The European Space Agency announced yesterday that Major Peake will join Expedition 46, launching in November or December 2015.

Major Timothy Peake''Picture: Lewis Whyld/PA Wire

Major Timothy Peake''Picture: Lewis Whyld/PA Wire

The 41-year-old, who is originally from Chichester, will fly to the 400-tonne International Space Station.

His mission will make him the first UK national to live and work in space, and to fly the Union flag, on a British-government-funded programme

His parents Nigel and Angela Peake, who live in Westbourne, near Emsworth, were just as excited as their son yesterday as they heard the announcement.

Mr Peake, 70, told The News: ‘We’re both very proud.

‘We’re delighted for him because it’s what he has wanted and been training for. We are looking forward to hearing about all his adventures.’

A former helicopter test pilot and major in the British Army, the dad-of-two has been undergoing gruelling training in locations across the world since 2009 to prepare him for the expedition.

After graduating from basic astronaut training in November 2010, he continued training to increase his skills in weightlessness, including working in spacesuits.

In 2011, Tim went to Sardinia to live in a cave for week to simulate the kind of isolation experienced in space exploration.

Last year, he spent almost two weeks in an underwater base off the coast of Florida.

The course focused on working on a simulated asteroid.

Yesterday Maj Tim said: ‘This is another important mission for Europe and in particular a wonderful opportunity for European science, industry and education to benefit from microgravity research.
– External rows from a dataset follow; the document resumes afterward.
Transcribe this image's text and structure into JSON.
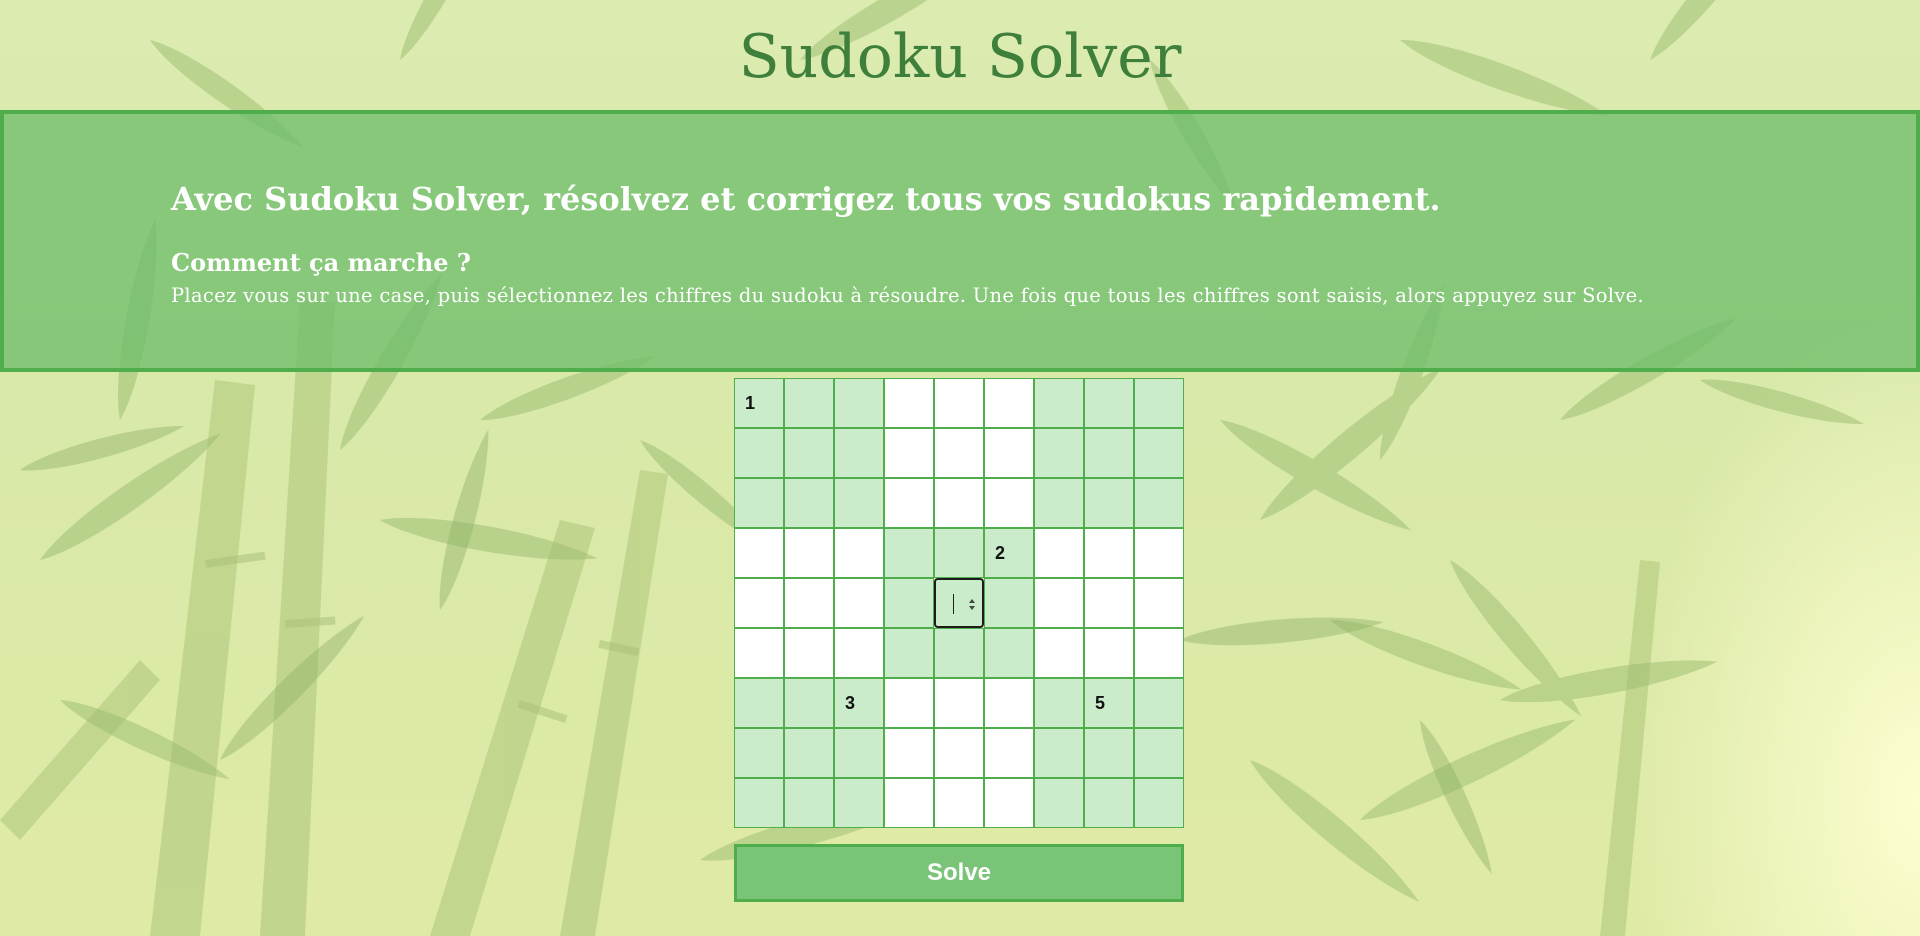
{
  "page": {
    "title": "Sudoku Solver"
  },
  "banner": {
    "headline": "Avec Sudoku Solver, résolvez et corrigez tous vos sudokus rapidement.",
    "subhead": "Comment ça marche ?",
    "instructions": "Placez vous sur une case, puis sélectionnez les chiffres du sudoku à résoudre. Une fois que tous les chiffres sont saisis, alors appuyez sur Solve."
  },
  "grid": {
    "rows": [
      [
        "1",
        "",
        "",
        "",
        "",
        "",
        "",
        "",
        ""
      ],
      [
        "",
        "",
        "",
        "",
        "",
        "",
        "",
        "",
        ""
      ],
      [
        "",
        "",
        "",
        "",
        "",
        "",
        "",
        "",
        ""
      ],
      [
        "",
        "",
        "",
        "",
        "",
        "2",
        "",
        "",
        ""
      ],
      [
        "",
        "",
        "",
        "",
        "",
        "",
        "",
        "",
        ""
      ],
      [
        "",
        "",
        "",
        "",
        "",
        "",
        "",
        "",
        ""
      ],
      [
        "",
        "",
        "3",
        "",
        "",
        "",
        "",
        "5",
        ""
      ],
      [
        "",
        "",
        "",
        "",
        "",
        "",
        "",
        "",
        ""
      ],
      [
        "",
        "",
        "",
        "",
        "",
        "",
        "",
        "",
        ""
      ]
    ],
    "active_cell": {
      "row": 4,
      "col": 4
    },
    "colors": {
      "shaded": "#caeccb",
      "plain": "#ffffff",
      "border": "#4fae4b"
    }
  },
  "solve_button": {
    "label": "Solve"
  },
  "colors": {
    "title": "#3f7f3c",
    "banner_bg": "#70be6c",
    "banner_border": "#4fae4b",
    "button_bg": "#7ac477"
  }
}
‘I’m extremely grateful to the ground support teams who make it possible for us to push the boundaries of knowledge through human spaceflight and exploration.’

Mr Peake said his son’s most difficult challenge has been learning a new language.

‘He’s had to learn Russian as he’s going up with Russian cosmonauts,’ he said.

‘I think he felt that was the most difficult thing – the rest he loves.

‘He’s never been a great one for languages. But he’s stuck at it and passed – which is typical of him.’

Video conferences will keep loved ones in the loop

MAJOR Tim Peake is hoping to be able to keep in touch via a weekly video link.

His dad Nigel said: ‘For his wife and children, they will be able to have a private video conference with him which is great.

‘When he was in Florida recently on an underwater expedition, he kept in touch with us by e-mail. There’s doesn’t seem a place you can go now where you can’t keep in touch, whether it’s underwater or in deep space.’

To get to the ISS Maj Peake will ride a Soyuz rocket from Baikonur in Kazakhstan. The mission will last six months.